Exhibition text
“Rue de Patine” (the patina of the streets) is a visual celebration of the French Quarter in New Orleans. A rich diverse history and the ability to adapt and survive has served its people well for many centuries.
Every wall, door, sidewalk and street is a kaleidoscope of colors and textures. This patina is a source of great pride to the natives (rather like someone being proud of a scar on their body.) 
Layer upon layer of character is exhibited on an ever-changing canvas. Structures that have survived hurricanes, floods, fires and other catastrophes proudly stand as a fitting testimony to the survival of a unique people.
Caribbean hues boldly mix with Spanish and French architecture: an amazing collision of cultures, like some amazing Creole technicolor dream.
You may initially dismiss these exhibition images as simply fragments of ordinary objects,
but you are invited to look deeper to find an abstract emotional beauty – intimate portraits of an extraordinary people and their breathtaking home.

Technical data
All images obtained digitally with a Pentax K20D camera and Pentax lenses, Velbon carbon fiber tripod with Manfrotto ball head.
Images captured in 14.6MP RAW format. Absolutely no filters, cropping or manipulations of any kind (other than resizing the original 23MB files down to an online-viewable JPG format.)
HDR images joined with Photomatrix Pro 4.0.2 software.

Print sales
Contact the artist: printsales@robertmiller.org

View Robert Miller's other French Quarter (black & white large format) exhibition:  Patina & Obituaries of the Vieux Carre

A brief history of The French Quarter
Founded as a military-style grid of seventy squares in 1718 by French Canadian naval officer Jean Baptiste Bienville, the French Quarter of New Orleans has charted a course of urbanism for parts of four centuries.
In 1762 the indifferent Louis XV transferred Louisiana to his Bourbon cousin Charles III of Spain.
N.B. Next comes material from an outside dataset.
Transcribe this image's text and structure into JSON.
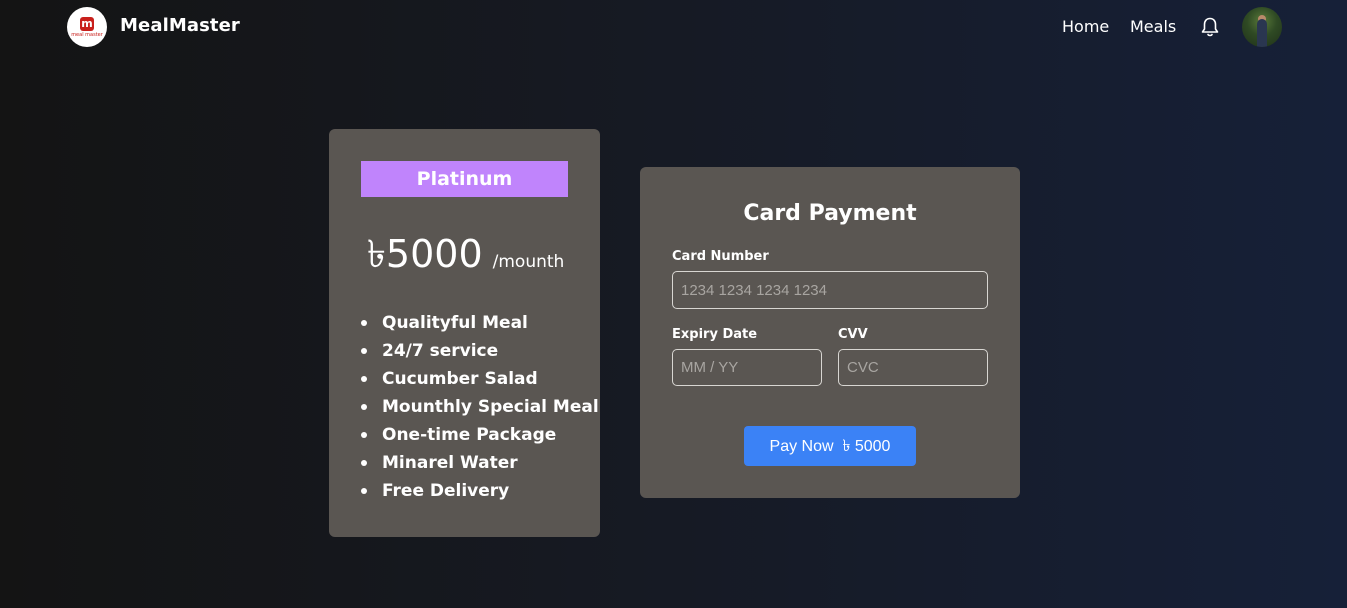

Emboldened by a period of Spanish vacillation in taking power, Francophile colonists staged a revolution in 1768, summarily squelched by Alejandro O'Reilly with a firing squad at the Esplanade fort. Spanish rule lasted for four decades, imparting a legacy of semi-fortified streetscapes, common-wall plastered brick houses, and walled courtyards used as gardens and utility spaces with separate servants' quarters and kitchens. Olive oil cooking and graceful wrought iron balconies, hinges and locks in curvilinear shapes, and strong vestiges of civil law remain from the Spanish presence. After great fires of 1788 and 1794, the Cabildo or town hall, Presbytere or priests' residence, and ironically the "French" Market, arose to take a permanent place in French Quarter history.
The 1803 Louisiana Purchase, signed within the elegant salon of the Cabildo, transferred the colony to the United States, inaugurating an era of prosperity. American culture made slow inroads, largely owing to the arrival of 10,000 refugees of the French and Haitian Revolutions and Napoleonic wars. The "glorious victory" of the 1815 Battle of New Orleans, led by Indian fighter and future president Andrew Jackson over numerically superior British forces, fixed loyalty to the American nation. The French Quarter's golden era followed as cotton, sugar and steamboats poured into the city. American, Irish, German, African and "Foreign French" immigrants swelled the population, creating a heterogeneous matrix of culture, language, religion and cuisine.
Civil War and Reconstruction, played out politically on the streets of the French Quarter, put an end to prosperity and inaugurated a tug of war between reform and machine factions as the Old Square declined. Creoles moved to Esplanade and later Uptown, and famine-driven Sicilian immigrants found cramped lodging in the grand spaces of French Quarter mansions of the 1890s. The 1900 birth of jazz in nearby Storyville nurtured musical legends Jelly Roll Morton, Louis Armstrong, Buddy Bolden, King Oliver, Bunk Johnson, Nick LaRocca, and other jazz and ragtime greats. By 1920 the legacy of a storied past first celebrated by George Washington Cable and Lafcadio Hearn in the 1880s attracted writers and artists in increasing numbers. William Faulkner, Sherwood Anderson, Tennessee Williams and Truman Capote were among American writers attracted to the French Quarter for its freewheeling urbanism, quaint surroundings and creative stimulus, even as the building stock declined.
1936 marked the onset of regulatory controls in the form of the state-sanctioned Vieux Carré Commission. Residents dug in to preserve the quaint and distinctive character of the old Quarter as art galleries and antique stores sprouted on Royal Street and brassy Dixieland-style jazz flourished in Bourbon Street nightclubs and strip joints. By 1960, with traditional jazz in decline, Preservation Hall emerged to serve beleaguered musicians. Here Sweet Emma Barrett and other traditional and largely African-American musicians found appreciative and sober audiences. Today, these and other preservation battles are the order of the day as increasing pressure from a tourist-driven economy lures some 10 million visitors annually to the time and foot-worn streets of the Vieux Carré.